Element II

I've finally begun building the boat I've wanted to build for years, and the final decision was based on how well Element sails and my enjoyment of the restoration process. I love the elegant simplicity of these Wharram Tiki designs, enough to commit myself to building a Tiki 26 over the course of the next year or two in my spare time. For my needs, the Tiki 26 is the ideal size, still small enough to easily manage for maintenance and moving to different locations on a trailer, yet big enough to have good sitting headroom in the cabins, enough load capacity for long voyages, and the same shallow draft and light weight advantages of the Tiki 21. I still intend to sail Element at every opportunity, and I'm planning some multiday cruises on her a little later this year, but as time permits I will be steadily working away at building Element II. I'll be documenting the process here on a new blog:


Hope to see you there....

Sunday, January 28, 2007

Sunny Winter Day

I went sailing Friday. This was the first time I've sailed the boat in sunny weather since the launching. Friday's forecast was for stronger wind when I was planning the trip, but as it turned out the cold front that had kept the north winds at 15-20 knots the two previous days had started to blow itself out, and by the time I got to the coast, the wind was east-southeast at maybe 10 knots. The sailing was nice, and Element handled well in the diminishing chop out in the sound, but I still couldn't get more than about 6 knots out of her in those conditions. We'll see when I finally manage to get out on a windy day. I had a fine close reach back into the harbor at Biloxi, and was able to point higher than I ever imagined possible in the combination of light winds and smooth waters.

Saturday, January 20, 2007

Nice Daysail

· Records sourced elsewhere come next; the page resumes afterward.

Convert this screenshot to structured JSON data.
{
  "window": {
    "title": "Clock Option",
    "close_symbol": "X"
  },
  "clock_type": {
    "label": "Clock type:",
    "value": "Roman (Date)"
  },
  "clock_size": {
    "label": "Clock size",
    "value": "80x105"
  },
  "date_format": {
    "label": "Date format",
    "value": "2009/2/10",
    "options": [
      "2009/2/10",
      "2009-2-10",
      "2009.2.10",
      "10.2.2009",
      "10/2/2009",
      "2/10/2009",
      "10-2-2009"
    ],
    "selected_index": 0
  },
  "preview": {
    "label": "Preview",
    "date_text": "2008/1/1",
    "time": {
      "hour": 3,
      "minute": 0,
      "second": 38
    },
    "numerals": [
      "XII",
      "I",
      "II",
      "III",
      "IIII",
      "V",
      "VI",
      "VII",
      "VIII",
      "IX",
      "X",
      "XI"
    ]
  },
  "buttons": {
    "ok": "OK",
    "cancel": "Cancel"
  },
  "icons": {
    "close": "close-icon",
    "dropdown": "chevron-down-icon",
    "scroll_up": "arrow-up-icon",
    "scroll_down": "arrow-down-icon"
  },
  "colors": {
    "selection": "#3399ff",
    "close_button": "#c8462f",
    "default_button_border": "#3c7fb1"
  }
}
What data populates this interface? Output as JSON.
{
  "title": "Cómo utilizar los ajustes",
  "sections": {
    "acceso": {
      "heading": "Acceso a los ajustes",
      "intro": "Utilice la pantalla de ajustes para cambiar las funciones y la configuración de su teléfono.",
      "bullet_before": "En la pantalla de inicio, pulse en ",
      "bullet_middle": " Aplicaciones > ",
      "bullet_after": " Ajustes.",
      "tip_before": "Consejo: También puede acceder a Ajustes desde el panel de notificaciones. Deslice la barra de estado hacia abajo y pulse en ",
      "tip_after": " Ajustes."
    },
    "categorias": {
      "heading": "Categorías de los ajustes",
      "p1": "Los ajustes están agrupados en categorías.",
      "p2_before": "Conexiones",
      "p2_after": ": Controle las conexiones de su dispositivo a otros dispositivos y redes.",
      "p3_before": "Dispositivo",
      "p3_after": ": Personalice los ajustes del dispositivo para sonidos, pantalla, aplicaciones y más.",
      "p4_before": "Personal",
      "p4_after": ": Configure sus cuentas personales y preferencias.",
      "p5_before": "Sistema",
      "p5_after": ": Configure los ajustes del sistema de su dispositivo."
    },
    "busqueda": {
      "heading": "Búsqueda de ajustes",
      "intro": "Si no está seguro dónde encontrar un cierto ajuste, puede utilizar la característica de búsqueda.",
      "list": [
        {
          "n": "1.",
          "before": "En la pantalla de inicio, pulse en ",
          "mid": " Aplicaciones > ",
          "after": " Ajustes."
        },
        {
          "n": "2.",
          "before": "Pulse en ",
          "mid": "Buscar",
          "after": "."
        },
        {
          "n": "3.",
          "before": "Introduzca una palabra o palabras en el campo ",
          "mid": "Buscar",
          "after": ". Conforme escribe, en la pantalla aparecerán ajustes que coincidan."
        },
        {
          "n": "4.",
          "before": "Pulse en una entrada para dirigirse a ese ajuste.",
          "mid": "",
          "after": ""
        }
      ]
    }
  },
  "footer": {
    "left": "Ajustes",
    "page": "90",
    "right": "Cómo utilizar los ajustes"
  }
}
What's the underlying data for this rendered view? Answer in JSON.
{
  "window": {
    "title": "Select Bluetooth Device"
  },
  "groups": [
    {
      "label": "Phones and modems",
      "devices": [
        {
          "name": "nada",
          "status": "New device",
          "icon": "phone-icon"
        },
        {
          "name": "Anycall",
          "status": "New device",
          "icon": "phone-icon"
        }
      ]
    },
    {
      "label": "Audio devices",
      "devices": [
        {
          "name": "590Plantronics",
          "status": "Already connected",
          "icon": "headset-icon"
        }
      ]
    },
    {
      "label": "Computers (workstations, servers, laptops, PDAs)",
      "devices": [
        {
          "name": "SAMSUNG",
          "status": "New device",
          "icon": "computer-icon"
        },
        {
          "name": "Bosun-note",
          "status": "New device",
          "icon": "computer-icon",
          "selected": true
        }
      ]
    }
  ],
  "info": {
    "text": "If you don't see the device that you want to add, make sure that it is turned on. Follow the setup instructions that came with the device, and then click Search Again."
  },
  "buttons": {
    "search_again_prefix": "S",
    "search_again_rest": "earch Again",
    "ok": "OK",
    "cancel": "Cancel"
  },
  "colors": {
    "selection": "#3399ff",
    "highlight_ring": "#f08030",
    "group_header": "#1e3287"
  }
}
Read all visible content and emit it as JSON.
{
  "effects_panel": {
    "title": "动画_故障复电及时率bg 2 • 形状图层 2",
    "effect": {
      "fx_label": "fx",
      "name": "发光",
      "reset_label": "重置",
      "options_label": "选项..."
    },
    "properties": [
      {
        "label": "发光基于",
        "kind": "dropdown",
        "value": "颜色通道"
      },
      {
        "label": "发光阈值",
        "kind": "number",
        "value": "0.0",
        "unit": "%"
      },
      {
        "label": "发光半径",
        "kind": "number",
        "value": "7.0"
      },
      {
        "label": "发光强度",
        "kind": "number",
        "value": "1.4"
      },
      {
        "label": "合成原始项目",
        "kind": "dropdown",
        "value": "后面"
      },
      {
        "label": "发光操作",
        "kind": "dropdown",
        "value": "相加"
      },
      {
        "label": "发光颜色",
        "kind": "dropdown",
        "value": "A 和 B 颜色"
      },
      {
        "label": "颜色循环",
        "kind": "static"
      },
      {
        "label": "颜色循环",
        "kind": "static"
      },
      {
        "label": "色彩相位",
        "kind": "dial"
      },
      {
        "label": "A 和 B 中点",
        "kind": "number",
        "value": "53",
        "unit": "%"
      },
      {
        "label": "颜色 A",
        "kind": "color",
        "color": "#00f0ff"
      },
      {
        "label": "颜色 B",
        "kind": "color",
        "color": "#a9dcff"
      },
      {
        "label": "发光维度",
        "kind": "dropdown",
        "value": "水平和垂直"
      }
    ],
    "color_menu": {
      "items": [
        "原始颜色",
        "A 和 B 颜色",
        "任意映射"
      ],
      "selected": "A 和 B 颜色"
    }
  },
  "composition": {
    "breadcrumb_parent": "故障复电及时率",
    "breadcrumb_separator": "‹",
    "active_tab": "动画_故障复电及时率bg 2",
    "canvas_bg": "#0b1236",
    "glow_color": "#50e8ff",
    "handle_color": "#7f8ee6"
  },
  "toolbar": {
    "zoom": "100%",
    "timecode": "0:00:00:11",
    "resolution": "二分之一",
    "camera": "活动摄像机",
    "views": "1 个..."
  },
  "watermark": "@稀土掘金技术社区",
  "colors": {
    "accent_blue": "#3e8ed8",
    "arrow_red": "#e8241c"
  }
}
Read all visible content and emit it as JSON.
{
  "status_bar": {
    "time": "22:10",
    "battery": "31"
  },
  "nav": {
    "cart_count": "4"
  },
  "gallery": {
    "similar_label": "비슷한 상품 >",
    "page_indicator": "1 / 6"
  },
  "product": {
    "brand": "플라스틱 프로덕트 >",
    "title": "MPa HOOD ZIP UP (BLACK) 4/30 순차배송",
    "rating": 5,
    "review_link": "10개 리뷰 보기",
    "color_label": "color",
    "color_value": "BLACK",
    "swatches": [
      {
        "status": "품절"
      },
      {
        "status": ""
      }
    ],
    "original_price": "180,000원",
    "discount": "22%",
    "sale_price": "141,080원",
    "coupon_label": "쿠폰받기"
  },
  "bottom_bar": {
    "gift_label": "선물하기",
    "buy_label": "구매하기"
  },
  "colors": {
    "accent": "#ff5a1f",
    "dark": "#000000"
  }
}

Although the wind was really light, maybe 5-7 knots and even less at times, I enjoyed some fine sailing on my most recent day aboard Element. It's amazing how well these boats sail in light air. This is because of the light weight and the slim, easily driven hull forms. In these conditions the Tiki 21 cruises effortlessly along at 5-6 knots, making very little fuss and hardly rippling the water in her wake.